**Work request**
Answer with a bare number: the count of lines in the records below that have the word "JSON".
--- Record set ---
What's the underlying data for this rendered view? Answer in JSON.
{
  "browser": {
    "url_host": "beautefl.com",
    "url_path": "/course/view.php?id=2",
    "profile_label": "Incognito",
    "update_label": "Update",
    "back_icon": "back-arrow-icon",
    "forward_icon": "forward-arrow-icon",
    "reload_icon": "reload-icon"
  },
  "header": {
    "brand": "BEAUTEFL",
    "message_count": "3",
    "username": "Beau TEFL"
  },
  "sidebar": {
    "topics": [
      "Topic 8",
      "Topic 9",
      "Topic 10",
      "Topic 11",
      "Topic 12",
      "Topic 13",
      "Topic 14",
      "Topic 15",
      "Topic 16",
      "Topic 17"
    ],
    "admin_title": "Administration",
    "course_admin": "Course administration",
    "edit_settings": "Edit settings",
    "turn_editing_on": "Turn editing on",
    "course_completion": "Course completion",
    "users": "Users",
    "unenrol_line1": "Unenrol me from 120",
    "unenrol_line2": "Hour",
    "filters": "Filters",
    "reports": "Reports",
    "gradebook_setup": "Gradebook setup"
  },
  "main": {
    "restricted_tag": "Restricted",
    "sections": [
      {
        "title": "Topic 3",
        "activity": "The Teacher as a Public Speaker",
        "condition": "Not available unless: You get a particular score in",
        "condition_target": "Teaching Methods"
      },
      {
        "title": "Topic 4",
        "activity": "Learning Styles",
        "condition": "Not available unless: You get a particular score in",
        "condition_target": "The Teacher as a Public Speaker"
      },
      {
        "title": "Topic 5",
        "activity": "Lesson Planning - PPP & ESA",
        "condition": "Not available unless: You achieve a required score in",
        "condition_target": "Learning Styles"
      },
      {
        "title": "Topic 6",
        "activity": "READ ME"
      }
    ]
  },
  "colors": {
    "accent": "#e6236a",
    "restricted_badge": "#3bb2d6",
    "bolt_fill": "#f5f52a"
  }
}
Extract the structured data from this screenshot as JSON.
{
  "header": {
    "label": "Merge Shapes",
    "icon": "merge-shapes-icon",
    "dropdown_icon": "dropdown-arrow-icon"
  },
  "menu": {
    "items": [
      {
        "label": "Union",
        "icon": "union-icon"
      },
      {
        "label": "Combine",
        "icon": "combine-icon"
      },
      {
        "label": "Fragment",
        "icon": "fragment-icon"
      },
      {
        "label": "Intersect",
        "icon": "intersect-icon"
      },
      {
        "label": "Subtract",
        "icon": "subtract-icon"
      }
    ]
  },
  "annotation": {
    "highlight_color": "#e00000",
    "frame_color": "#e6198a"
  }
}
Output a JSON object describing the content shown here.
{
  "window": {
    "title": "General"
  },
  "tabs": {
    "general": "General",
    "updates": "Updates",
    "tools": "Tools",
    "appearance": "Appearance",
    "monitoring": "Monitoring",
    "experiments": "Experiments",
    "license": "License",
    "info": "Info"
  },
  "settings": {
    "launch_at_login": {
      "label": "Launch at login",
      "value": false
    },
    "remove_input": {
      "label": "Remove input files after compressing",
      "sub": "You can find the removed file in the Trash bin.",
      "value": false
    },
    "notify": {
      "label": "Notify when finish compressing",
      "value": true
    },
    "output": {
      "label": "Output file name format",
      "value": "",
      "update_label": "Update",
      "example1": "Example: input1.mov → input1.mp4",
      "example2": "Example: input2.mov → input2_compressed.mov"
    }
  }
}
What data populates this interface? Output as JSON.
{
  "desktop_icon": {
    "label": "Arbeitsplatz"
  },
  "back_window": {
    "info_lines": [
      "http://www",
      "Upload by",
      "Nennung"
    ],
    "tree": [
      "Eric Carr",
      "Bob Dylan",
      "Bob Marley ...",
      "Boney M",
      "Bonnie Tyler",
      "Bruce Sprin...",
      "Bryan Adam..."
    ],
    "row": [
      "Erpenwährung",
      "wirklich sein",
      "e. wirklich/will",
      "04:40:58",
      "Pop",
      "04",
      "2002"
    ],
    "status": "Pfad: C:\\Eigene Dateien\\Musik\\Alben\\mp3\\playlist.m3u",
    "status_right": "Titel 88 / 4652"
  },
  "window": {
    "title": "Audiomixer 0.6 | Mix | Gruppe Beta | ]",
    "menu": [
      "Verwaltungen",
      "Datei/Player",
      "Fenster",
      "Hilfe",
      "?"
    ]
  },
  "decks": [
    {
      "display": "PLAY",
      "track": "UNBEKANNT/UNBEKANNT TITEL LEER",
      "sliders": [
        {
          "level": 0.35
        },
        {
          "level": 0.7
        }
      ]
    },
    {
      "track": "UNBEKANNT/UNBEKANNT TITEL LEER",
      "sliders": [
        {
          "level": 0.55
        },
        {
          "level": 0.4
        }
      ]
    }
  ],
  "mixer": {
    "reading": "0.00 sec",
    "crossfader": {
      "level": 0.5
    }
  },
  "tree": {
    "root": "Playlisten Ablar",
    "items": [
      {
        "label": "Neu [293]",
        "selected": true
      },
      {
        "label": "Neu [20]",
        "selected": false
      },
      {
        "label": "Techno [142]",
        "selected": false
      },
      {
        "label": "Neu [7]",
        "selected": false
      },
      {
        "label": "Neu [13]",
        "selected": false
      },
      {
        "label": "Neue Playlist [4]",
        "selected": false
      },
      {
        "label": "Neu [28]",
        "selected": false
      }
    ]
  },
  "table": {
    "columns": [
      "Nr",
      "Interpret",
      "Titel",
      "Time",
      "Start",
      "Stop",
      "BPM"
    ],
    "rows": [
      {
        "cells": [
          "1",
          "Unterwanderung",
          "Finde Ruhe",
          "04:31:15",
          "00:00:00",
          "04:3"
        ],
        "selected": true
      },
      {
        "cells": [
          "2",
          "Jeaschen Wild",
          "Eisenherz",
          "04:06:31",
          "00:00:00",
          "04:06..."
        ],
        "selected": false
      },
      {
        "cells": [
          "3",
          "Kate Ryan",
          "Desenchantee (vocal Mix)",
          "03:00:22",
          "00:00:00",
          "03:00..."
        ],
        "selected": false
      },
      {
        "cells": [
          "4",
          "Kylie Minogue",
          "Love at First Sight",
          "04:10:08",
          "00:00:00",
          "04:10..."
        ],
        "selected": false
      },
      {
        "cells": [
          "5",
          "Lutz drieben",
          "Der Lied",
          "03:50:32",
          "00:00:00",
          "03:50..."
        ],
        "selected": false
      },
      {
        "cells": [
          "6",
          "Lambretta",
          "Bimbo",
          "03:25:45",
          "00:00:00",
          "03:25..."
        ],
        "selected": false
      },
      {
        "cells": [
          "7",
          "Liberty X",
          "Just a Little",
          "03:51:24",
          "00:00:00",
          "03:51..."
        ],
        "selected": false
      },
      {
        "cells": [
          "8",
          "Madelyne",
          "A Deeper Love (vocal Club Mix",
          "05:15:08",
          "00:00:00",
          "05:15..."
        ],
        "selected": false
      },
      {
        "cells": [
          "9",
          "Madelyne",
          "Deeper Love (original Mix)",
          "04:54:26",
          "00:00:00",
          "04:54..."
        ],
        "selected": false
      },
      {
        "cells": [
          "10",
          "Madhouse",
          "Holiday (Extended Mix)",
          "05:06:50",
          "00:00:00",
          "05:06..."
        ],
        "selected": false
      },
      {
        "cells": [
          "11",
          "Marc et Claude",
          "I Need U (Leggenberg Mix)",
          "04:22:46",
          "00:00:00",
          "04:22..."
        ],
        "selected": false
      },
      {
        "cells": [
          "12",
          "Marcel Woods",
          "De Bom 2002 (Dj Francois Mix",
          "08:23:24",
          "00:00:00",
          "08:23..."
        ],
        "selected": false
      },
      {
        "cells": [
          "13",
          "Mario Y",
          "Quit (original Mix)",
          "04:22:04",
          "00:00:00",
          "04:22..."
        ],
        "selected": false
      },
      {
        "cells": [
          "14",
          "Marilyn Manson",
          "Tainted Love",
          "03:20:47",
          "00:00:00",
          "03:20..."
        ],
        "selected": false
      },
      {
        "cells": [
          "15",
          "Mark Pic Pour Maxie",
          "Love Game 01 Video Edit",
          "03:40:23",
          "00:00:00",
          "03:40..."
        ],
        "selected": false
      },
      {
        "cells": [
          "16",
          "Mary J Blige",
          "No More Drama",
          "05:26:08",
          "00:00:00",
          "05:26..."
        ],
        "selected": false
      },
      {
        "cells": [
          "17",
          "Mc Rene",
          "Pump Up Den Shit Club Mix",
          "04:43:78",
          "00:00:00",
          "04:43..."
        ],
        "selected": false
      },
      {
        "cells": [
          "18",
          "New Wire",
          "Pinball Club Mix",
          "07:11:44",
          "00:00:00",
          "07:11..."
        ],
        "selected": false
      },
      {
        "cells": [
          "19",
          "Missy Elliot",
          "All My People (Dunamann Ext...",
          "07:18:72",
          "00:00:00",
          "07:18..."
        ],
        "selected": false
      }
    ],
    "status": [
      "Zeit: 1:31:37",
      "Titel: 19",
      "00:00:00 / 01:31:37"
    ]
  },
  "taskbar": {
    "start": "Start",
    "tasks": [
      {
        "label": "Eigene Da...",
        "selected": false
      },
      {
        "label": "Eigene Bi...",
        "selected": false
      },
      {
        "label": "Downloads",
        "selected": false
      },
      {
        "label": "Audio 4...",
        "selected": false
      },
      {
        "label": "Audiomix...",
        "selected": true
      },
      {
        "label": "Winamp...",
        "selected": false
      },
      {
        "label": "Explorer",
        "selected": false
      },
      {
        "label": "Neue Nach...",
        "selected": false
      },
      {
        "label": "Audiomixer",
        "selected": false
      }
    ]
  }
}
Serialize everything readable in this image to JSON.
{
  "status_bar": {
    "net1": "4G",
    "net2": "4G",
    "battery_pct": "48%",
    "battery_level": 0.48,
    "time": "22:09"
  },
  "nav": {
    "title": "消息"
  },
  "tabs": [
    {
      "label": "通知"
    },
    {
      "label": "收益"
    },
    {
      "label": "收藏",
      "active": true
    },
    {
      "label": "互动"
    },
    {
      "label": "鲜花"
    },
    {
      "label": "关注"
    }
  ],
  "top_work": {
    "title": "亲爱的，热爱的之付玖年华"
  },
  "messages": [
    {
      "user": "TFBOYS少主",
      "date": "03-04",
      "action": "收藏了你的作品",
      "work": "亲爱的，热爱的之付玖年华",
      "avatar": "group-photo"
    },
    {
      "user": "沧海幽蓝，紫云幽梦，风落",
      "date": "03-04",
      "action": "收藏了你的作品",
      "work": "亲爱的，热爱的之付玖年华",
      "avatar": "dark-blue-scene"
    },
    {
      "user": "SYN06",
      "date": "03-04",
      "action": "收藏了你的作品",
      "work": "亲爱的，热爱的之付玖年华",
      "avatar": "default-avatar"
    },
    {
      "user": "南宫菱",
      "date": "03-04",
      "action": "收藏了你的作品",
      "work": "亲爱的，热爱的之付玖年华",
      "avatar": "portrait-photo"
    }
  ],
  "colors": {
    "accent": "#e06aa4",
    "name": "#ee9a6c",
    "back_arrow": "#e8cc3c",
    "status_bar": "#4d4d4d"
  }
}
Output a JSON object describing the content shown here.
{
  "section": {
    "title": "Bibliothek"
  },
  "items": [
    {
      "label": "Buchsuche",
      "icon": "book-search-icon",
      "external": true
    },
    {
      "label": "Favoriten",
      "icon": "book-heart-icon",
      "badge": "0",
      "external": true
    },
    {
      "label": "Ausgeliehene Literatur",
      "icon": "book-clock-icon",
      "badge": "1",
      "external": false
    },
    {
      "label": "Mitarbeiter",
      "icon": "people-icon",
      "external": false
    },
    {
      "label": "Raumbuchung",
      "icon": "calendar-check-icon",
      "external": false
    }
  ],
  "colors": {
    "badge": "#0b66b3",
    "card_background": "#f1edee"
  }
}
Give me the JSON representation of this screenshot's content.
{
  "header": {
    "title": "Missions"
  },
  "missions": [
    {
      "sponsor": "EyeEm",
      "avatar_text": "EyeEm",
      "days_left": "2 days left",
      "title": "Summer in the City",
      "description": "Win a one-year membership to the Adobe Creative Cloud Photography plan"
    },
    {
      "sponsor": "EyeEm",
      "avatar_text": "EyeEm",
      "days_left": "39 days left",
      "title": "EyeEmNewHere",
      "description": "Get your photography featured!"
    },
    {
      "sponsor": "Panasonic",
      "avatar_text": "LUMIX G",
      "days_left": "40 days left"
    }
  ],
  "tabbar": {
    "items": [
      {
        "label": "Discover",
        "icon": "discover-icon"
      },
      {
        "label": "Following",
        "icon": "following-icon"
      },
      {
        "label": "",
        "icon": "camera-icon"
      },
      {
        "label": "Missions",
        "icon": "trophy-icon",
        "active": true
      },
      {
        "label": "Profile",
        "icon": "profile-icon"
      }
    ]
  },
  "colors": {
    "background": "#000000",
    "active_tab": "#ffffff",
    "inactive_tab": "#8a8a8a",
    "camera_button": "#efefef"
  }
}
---
**Completed exercise**
7